The train arrived at the St Pancras International terminus at 11.48am after reaching speeds of more than 299kph on the new 109-kilometre high-speed link from the Kent coast.
Eurostar chief executive Richard Brown said: “The journey puts London and Brussels firmly within the two-hour club.”
The new link will shave 20 minutes off the time it takes to travel the 373km from Brussels to London when St Pancras opens to the public on November 14.
Eurostar has already set a record of two hours, three minutes and 39 seconds for the Paris to London run using the £5.8 billion (€8.28bn) High Speed 1 link, which is finally opening 13 years after the Channel Tunnel.
The new scheduled London to Paris service will take two hours and 15 minutes — 20 minutes faster than the present service to London Waterloo.
The 299kph top speed of Eurostar is 50% quicker than the fastest domestic British trains.
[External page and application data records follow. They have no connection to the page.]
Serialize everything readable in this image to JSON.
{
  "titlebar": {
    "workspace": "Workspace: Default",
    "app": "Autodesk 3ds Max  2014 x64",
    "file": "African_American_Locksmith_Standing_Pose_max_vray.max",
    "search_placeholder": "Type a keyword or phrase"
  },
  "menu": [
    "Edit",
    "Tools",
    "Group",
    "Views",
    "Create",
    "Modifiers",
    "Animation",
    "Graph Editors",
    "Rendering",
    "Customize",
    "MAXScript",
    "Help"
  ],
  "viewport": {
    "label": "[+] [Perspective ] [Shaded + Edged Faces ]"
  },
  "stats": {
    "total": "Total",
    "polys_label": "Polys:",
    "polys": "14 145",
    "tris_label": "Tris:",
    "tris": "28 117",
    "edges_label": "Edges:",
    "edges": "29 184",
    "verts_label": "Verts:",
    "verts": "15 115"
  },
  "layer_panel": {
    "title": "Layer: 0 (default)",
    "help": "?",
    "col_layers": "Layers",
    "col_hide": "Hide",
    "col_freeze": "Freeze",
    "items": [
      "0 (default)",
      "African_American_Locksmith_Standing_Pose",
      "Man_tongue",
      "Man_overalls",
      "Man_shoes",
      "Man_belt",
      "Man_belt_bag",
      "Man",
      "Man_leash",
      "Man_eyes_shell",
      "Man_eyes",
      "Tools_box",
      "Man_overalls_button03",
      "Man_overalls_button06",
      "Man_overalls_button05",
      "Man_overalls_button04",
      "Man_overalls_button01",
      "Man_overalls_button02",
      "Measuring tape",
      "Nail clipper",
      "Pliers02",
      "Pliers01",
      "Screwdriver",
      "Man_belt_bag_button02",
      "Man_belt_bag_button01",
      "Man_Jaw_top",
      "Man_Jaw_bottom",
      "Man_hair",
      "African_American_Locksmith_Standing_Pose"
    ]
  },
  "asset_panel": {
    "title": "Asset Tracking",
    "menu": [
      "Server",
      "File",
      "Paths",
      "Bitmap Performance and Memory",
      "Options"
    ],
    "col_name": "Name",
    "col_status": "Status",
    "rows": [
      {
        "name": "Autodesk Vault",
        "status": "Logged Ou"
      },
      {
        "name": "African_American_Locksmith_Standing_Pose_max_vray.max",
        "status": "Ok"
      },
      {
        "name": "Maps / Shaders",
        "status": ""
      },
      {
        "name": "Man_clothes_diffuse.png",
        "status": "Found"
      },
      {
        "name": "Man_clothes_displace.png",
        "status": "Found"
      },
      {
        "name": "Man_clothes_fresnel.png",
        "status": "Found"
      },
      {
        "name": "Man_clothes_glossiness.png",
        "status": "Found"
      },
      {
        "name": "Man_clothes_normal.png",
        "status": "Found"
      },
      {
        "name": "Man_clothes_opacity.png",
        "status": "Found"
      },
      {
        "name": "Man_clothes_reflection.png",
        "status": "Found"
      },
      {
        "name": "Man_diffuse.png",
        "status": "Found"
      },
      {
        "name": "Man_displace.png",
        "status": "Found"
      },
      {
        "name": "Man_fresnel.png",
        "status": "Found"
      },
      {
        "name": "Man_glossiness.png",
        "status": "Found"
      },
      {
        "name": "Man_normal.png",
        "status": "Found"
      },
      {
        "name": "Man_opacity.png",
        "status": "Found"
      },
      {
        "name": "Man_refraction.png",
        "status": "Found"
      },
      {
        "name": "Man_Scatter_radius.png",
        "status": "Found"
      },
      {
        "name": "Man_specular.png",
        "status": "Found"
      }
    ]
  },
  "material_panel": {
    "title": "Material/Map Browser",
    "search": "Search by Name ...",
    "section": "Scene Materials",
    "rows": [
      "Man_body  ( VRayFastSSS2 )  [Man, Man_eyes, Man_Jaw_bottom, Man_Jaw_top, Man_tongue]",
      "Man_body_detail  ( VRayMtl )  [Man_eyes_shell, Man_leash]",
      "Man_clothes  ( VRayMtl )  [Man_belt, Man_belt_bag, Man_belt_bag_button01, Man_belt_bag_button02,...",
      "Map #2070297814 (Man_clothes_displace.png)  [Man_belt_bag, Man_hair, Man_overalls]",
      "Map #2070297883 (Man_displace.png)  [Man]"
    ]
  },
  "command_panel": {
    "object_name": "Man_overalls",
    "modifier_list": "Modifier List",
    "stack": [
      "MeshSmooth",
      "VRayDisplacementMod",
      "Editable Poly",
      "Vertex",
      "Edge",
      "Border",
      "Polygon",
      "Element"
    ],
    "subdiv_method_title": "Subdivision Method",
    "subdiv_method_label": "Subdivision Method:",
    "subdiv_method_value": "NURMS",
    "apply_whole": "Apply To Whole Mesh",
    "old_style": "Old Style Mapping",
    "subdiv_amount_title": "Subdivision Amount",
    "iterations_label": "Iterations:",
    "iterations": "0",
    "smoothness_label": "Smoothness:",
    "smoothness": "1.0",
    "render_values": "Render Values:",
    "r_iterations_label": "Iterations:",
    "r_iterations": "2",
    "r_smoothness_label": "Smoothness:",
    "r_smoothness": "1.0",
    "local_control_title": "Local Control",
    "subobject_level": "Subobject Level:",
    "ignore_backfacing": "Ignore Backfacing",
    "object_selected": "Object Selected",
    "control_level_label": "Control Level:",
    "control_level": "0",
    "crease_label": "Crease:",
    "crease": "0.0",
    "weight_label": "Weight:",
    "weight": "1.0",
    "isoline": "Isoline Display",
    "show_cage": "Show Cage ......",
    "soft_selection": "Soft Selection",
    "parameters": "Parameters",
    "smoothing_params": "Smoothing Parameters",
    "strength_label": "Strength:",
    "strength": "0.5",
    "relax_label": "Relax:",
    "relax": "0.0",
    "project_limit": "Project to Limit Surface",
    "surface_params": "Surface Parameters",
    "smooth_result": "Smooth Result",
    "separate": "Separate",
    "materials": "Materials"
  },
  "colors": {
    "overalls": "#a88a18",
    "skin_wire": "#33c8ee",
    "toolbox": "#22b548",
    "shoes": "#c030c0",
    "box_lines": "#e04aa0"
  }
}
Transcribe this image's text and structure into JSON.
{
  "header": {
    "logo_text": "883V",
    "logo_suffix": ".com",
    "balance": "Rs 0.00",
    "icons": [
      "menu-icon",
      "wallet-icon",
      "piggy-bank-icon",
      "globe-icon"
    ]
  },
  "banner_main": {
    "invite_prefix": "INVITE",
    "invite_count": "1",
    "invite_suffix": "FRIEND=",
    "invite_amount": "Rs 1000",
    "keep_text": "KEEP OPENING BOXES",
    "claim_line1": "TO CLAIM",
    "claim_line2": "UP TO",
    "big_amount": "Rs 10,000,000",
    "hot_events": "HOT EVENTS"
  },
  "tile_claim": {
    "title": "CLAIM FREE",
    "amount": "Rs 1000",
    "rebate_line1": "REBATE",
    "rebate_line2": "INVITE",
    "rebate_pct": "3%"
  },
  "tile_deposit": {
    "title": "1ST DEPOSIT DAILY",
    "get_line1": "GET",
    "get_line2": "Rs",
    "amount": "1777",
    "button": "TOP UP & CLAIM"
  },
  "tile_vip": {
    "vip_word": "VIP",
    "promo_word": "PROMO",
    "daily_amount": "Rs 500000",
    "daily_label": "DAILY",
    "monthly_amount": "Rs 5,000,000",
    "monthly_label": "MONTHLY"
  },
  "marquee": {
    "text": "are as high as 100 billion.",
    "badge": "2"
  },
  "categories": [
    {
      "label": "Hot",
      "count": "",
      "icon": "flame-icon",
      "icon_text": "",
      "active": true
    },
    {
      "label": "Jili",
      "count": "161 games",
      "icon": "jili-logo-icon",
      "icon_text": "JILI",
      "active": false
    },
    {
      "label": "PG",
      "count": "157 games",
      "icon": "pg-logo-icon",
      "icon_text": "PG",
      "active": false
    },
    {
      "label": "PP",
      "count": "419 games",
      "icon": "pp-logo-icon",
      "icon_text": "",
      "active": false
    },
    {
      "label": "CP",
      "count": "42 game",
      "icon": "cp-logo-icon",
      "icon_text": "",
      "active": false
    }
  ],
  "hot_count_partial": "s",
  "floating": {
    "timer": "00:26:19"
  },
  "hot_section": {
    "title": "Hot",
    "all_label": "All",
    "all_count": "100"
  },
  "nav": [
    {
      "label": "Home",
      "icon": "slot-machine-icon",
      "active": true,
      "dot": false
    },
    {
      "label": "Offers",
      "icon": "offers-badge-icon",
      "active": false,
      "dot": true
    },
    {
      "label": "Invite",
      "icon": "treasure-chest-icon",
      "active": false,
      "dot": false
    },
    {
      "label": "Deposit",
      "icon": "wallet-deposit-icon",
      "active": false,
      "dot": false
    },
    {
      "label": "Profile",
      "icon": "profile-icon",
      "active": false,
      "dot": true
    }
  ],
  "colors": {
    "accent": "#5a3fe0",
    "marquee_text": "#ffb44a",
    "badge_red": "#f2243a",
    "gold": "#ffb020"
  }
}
Mr Brown said: “The connections between domestic rail services and St Pancras International mean that travellers from across Britain will be able to reach Brussels, and cities throughout Belgium and France, in journey times that are competitive with flying, using trains that are more productive for business travellers, more relaxing for leisure travellers, and greener for all.”